Description of the task:
Reproduce the entries. Each one must match the original exactly.

Page and application data records:
>>>>>

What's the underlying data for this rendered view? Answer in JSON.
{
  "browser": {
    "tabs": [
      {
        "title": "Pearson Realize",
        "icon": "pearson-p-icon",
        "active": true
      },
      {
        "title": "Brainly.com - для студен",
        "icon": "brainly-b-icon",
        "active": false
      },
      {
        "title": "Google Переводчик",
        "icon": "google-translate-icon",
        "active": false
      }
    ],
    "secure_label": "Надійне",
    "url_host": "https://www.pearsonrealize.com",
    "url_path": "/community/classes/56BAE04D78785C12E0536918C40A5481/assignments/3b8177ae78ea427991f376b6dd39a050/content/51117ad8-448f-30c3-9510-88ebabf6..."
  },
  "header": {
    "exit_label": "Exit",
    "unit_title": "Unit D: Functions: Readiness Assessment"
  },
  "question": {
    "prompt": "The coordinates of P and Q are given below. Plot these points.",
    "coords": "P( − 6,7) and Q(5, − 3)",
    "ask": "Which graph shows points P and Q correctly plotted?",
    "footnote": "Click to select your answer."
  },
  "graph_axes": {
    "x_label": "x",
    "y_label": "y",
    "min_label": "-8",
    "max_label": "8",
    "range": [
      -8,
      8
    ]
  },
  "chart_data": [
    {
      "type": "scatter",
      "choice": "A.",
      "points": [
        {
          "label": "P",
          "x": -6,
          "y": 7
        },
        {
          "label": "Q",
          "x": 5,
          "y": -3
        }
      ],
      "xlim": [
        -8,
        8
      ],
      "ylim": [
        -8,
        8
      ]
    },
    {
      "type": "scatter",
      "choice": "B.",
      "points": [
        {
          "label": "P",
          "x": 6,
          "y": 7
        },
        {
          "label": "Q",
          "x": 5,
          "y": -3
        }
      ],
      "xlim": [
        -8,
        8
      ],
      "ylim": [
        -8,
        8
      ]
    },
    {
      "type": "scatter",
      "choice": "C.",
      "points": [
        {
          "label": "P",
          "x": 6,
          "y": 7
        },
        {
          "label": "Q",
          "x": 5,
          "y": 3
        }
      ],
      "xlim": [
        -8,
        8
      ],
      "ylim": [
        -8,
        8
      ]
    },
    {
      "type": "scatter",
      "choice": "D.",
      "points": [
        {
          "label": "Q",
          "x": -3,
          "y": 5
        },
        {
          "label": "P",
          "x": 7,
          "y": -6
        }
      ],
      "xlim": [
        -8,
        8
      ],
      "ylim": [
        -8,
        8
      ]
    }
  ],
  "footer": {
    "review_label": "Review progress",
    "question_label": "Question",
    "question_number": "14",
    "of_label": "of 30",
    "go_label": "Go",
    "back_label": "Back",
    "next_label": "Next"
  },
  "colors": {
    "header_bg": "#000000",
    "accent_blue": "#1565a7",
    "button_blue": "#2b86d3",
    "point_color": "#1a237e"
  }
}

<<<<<

Answer to this problem:
What's the underlying data for this rendered view? Answer in JSON.
{
  "browser": {
    "tabs": [
      {
        "title": "Pearson Realize",
        "icon": "pearson-p-icon",
        "active": true
      },
      {
        "title": "Brainly.com - для студен",
        "icon": "brainly-b-icon",
        "active": false
      },
      {
        "title": "Google Переводчик",
        "icon": "google-translate-icon",
        "active": false
      }
    ],
    "secure_label": "Надійне",
    "url_host": "https://www.pearsonrealize.com",
    "url_path": "/community/classes/56BAE04D78785C12E0536918C40A5481/assignments/3b8177ae78ea427991f376b6dd39a050/content/51117ad8-448f-30c3-9510-88ebabf6..."
  },
  "header": {
    "exit_label": "Exit",
    "unit_title": "Unit D: Functions: Readiness Assessment"
  },
  "question": {
    "prompt": "The coordinates of P and Q are given below. Plot these points.",
    "coords": "P( − 6,7) and Q(5, − 3)",
    "ask": "Which graph shows points P and Q correctly plotted?",
    "footnote": "Click to select your answer."
  },
  "graph_axes": {
    "x_label": "x",
    "y_label": "y",
    "min_label": "-8",
    "max_label": "8",
    "range": [
      -8,
      8
    ]
  },
  "chart_data": [
    {
      "type": "scatter",
      "choice": "A.",
      "points": [
        {
          "label": "P",
          "x": -6,
          "y": 7
        },
        {
          "label": "Q",
          "x": 5,
          "y": -3
        }
      ],
      "xlim": [
        -8,
        8
      ],
      "ylim": [
        -8,
        8
      ]
    },
    {
      "type": "scatter",
      "choice": "B.",
      "points": [
        {
          "label": "P",
          "x": 6,
          "y": 7
        },
        {
          "label": "Q",
          "x": 5,
          "y": -3
        }
      ],
      "xlim": [
        -8,
        8
      ],
      "ylim": [
        -8,
        8
      ]
    },
    {
      "type": "scatter",
      "choice": "C.",
      "points": [
        {
          "label": "P",
          "x": 6,
          "y": 7
        },
        {
          "label": "Q",
          "x": 5,
          "y": 3
        }
      ],
      "xlim": [
        -8,
        8
      ],
      "ylim": [
        -8,
        8
      ]
    },
    {
      "type": "scatter",
      "choice": "D.",
      "points": [
        {
          "label": "Q",
          "x": -3,
          "y": 5
        },
        {
          "label": "P",
          "x": 7,
          "y": -6
        }
      ],
      "xlim": [
        -8,
        8
      ],
      "ylim": [
        -8,
        8
      ]
    }
  ],
  "footer": {
    "review_label": "Review progress",
    "question_label": "Question",
    "question_number": "14",
    "of_label": "of 30",
    "go_label": "Go",
    "back_label": "Back",
    "next_label": "Next"
  },
  "colors": {
    "header_bg": "#000000",
    "accent_blue": "#1565a7",
    "button_blue": "#2b86d3",
    "point_color": "#1a237e"
  }
}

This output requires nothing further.